**WORK TASK:**
When you find the word "subtitle" in a line of the entries, please copy the whole line.

**EXTRACTED RECORDS:**
● ● ● ● ●

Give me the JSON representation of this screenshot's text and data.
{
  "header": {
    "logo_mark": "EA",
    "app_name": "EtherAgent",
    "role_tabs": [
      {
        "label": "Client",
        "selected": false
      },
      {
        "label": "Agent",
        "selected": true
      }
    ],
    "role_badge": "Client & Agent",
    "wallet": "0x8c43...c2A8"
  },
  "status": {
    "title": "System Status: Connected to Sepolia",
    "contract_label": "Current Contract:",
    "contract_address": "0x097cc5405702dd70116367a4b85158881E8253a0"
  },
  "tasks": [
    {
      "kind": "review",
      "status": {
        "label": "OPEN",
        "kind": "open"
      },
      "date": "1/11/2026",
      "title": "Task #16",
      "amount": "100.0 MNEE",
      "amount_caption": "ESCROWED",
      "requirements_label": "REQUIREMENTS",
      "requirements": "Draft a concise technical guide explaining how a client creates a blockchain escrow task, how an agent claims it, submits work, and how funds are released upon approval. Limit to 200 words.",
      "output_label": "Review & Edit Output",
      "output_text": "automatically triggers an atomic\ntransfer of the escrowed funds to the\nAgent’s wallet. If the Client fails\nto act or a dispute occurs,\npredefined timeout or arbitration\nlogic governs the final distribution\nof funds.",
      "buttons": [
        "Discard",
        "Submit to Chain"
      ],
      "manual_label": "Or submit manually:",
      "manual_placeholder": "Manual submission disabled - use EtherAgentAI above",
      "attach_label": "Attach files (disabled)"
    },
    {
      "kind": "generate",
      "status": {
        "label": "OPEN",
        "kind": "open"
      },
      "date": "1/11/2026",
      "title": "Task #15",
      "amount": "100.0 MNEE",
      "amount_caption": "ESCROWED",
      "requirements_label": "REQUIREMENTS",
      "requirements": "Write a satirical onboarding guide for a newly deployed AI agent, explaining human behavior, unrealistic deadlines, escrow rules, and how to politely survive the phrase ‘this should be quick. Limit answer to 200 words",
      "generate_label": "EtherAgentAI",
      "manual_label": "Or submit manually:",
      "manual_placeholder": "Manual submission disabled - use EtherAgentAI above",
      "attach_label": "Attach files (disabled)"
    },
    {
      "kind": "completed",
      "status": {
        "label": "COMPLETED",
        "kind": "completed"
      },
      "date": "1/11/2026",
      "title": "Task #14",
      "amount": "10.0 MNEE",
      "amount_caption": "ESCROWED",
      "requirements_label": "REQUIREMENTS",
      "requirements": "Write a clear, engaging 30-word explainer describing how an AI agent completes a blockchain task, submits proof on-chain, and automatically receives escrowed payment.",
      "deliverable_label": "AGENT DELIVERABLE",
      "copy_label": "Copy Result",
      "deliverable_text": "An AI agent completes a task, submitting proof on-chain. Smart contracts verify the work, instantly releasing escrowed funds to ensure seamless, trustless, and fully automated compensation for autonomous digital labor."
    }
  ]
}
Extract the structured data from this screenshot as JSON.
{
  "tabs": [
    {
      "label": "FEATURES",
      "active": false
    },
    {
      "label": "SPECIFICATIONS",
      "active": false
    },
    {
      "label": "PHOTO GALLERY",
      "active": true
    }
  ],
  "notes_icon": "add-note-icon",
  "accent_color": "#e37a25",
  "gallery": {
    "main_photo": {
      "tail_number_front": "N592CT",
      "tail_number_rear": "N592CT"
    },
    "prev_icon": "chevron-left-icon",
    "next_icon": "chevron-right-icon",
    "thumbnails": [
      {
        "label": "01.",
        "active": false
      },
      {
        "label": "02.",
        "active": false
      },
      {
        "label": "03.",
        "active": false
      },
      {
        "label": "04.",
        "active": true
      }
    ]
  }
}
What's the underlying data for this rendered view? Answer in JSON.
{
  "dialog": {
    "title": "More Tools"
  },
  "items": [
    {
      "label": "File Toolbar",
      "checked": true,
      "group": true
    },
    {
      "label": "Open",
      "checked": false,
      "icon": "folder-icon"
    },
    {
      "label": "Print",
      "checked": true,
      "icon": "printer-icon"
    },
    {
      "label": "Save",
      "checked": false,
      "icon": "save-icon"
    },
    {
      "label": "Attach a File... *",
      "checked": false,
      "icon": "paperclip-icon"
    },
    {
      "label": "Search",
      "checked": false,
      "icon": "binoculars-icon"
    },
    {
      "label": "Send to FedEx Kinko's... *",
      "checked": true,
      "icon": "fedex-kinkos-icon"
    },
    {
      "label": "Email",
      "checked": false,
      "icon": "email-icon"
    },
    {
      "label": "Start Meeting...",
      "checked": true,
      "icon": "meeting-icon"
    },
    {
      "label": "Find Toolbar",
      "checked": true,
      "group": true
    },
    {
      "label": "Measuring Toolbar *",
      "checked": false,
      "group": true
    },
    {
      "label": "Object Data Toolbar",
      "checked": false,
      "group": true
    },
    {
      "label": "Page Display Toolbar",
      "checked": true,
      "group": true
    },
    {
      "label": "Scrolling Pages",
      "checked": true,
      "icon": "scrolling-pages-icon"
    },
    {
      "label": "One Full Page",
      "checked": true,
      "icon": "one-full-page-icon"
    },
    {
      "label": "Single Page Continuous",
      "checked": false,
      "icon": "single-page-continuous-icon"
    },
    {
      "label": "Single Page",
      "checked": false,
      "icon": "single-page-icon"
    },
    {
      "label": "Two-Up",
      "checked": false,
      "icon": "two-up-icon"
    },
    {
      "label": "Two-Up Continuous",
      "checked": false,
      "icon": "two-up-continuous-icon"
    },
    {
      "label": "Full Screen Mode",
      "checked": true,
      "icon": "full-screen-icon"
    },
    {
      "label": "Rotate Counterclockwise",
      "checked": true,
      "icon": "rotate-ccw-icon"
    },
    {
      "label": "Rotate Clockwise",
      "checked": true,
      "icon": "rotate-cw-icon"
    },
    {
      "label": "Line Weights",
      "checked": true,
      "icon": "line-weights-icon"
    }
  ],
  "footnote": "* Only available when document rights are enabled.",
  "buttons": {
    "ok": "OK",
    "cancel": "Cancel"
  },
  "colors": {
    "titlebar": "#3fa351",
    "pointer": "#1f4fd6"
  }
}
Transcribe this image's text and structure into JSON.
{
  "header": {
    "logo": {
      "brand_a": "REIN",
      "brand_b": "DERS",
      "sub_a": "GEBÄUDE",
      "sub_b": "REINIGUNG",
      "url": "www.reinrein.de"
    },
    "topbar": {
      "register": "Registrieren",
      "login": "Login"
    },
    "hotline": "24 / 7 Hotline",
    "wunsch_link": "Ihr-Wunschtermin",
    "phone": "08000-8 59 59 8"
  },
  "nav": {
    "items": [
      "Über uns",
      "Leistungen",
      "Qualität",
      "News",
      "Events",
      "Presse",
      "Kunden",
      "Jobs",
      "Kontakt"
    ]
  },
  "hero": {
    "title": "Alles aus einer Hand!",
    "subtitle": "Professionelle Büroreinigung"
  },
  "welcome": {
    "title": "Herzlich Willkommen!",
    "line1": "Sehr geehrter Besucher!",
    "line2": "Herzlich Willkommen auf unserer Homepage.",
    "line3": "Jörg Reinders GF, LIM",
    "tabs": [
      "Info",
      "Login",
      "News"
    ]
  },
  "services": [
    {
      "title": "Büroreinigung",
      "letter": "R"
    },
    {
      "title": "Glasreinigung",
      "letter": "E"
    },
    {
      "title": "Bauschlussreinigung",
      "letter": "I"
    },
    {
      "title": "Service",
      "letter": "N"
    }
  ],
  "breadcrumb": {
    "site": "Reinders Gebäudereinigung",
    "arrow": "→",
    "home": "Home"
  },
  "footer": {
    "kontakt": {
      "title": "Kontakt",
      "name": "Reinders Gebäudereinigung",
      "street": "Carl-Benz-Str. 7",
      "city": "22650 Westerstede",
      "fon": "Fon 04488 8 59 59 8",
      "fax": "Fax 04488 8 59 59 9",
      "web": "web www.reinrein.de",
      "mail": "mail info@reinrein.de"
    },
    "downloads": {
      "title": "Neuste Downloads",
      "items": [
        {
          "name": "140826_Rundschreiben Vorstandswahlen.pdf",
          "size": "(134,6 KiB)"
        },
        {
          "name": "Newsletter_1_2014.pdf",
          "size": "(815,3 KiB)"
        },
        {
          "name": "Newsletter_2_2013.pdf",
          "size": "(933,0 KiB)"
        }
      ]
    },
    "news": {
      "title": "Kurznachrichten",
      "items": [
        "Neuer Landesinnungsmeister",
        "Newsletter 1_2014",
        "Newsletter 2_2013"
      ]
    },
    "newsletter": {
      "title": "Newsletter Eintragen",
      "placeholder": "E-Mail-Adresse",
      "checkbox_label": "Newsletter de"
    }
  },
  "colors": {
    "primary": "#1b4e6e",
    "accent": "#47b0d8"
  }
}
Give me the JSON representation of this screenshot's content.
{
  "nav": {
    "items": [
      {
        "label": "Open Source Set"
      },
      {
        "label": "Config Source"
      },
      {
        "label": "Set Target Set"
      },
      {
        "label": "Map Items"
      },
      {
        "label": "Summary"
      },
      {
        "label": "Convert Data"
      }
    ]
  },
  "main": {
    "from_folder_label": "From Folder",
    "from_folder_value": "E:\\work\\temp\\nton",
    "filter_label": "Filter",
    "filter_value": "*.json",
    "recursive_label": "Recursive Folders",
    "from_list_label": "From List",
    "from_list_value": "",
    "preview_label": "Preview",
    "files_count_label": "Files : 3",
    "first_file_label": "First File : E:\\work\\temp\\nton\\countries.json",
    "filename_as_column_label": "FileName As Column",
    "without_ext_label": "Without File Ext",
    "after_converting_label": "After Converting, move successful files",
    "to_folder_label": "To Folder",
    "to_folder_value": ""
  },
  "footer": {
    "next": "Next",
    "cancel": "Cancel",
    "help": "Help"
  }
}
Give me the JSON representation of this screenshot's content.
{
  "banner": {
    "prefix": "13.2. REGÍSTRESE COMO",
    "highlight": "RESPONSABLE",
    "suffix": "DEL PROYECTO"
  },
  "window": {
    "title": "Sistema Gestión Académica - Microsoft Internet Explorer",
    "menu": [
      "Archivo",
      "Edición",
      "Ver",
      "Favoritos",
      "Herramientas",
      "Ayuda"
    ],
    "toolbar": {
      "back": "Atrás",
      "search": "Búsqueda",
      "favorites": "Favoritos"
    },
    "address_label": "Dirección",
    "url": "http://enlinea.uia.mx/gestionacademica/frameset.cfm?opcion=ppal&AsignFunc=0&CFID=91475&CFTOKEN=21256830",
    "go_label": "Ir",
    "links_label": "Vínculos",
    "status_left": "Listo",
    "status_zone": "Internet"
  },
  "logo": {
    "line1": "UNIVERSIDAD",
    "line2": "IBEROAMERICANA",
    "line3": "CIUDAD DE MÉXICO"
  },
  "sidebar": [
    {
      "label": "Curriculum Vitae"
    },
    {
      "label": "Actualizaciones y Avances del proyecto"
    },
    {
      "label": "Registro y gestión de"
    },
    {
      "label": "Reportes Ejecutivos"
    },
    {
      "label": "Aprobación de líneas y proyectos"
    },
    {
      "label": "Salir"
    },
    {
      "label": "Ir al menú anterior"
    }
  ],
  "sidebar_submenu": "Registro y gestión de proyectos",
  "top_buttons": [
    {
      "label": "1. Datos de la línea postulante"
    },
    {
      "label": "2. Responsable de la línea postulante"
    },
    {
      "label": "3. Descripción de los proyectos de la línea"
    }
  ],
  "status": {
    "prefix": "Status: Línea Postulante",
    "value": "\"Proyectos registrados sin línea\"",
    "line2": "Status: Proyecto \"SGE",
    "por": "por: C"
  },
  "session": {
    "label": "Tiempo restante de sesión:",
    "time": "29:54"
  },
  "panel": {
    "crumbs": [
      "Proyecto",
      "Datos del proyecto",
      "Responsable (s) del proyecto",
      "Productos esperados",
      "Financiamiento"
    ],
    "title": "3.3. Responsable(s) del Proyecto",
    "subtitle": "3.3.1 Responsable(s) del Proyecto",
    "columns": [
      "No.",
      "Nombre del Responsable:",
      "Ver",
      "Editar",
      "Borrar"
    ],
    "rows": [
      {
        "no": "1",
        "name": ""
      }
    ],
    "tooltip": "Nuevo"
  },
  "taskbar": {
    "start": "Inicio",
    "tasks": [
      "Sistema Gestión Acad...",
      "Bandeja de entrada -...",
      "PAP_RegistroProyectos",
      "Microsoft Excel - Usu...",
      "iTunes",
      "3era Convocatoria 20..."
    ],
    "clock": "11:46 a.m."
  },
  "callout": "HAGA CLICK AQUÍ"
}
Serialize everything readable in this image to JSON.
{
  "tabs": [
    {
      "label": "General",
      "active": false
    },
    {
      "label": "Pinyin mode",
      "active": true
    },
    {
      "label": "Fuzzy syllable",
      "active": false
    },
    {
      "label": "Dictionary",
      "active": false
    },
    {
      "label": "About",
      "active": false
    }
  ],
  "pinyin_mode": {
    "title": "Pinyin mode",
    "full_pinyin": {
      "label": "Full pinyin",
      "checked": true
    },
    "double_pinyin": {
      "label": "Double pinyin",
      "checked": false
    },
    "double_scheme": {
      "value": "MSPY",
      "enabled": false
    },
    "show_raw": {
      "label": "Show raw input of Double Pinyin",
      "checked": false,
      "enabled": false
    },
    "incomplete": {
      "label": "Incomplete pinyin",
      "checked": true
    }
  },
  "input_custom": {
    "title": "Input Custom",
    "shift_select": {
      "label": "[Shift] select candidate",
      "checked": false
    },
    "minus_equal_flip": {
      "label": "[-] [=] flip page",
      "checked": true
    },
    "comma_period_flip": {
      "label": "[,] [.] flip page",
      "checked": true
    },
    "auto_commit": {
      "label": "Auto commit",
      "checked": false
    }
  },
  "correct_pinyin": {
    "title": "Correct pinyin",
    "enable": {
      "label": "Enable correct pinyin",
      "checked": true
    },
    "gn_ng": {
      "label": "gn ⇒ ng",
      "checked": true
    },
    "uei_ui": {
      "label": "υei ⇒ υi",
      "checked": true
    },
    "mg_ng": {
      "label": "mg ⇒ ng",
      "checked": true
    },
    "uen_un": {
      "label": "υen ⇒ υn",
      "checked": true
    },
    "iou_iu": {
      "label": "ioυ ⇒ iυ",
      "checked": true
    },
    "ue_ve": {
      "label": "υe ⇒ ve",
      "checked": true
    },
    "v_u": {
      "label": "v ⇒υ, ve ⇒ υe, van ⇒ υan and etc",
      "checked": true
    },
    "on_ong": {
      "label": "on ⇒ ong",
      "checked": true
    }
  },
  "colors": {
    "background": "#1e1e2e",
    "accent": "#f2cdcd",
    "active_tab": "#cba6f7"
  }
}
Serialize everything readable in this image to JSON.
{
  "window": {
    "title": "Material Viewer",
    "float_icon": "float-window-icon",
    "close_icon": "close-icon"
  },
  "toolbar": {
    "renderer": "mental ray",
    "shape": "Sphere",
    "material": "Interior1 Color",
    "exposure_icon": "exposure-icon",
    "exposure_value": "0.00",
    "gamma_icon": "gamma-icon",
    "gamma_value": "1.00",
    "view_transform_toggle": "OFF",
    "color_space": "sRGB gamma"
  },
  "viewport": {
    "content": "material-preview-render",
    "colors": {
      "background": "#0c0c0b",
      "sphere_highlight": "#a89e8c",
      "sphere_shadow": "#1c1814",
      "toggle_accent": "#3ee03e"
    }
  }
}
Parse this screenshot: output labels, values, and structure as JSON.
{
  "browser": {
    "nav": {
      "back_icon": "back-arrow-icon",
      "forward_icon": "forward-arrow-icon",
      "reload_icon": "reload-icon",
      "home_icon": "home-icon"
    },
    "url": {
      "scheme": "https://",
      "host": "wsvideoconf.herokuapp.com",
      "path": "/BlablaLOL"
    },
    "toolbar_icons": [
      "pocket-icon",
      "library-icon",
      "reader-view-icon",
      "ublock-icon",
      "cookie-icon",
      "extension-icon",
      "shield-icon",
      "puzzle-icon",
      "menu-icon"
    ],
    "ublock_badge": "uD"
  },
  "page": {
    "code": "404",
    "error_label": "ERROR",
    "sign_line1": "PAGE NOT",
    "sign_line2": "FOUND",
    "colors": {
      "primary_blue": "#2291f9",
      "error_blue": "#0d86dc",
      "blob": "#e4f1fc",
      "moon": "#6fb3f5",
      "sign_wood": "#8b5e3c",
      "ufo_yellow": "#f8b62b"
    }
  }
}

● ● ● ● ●

**WORKED SOLUTION:**
    "subtitle": "Professionelle Büroreinigung"
    "subtitle": "3.3.1 Responsable(s) del Proyecto",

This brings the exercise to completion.